WORK REQUEST: Your reply should be one number: how many lines of the material contain the word "into".
---
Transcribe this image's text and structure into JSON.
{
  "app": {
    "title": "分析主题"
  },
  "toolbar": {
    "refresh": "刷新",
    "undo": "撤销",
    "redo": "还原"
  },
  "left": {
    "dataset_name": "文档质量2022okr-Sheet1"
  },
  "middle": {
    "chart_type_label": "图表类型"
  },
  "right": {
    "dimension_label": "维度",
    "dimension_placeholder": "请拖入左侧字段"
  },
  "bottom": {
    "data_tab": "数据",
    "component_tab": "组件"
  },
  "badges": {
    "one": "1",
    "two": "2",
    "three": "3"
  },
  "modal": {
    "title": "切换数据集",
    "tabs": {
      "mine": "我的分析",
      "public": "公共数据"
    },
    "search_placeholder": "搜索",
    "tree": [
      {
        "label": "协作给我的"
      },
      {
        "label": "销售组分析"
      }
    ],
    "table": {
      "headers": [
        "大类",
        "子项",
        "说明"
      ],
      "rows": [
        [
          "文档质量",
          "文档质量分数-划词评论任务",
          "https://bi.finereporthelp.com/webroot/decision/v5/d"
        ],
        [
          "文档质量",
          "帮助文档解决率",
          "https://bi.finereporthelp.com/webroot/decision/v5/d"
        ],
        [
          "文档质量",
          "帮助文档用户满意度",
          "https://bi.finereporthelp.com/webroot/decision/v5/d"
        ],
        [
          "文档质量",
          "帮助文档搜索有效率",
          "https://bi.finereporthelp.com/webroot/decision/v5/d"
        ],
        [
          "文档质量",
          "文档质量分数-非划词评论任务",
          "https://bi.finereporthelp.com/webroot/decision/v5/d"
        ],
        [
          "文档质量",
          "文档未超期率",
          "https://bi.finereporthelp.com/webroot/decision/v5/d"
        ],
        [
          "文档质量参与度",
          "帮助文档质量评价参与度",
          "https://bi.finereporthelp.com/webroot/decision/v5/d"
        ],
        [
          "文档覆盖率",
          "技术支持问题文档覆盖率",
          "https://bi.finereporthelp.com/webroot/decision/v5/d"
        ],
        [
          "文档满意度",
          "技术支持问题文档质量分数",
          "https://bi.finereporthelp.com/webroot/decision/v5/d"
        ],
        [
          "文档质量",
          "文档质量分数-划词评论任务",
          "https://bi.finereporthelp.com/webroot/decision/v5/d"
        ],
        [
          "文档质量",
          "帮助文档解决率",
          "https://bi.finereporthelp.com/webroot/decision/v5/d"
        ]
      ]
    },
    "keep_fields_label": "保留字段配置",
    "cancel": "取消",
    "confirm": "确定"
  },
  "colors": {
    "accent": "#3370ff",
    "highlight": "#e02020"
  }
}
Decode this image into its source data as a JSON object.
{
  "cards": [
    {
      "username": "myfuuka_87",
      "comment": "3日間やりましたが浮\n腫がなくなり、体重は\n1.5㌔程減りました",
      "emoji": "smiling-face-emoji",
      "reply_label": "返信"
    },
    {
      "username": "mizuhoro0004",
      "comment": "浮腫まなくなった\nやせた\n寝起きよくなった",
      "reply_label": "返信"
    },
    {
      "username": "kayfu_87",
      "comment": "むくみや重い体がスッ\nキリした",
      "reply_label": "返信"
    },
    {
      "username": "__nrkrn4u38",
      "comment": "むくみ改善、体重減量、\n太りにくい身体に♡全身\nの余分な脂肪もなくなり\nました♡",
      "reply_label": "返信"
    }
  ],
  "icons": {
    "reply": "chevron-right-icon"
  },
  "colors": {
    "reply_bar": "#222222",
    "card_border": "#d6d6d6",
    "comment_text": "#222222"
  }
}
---
TASK RESPONSE: 2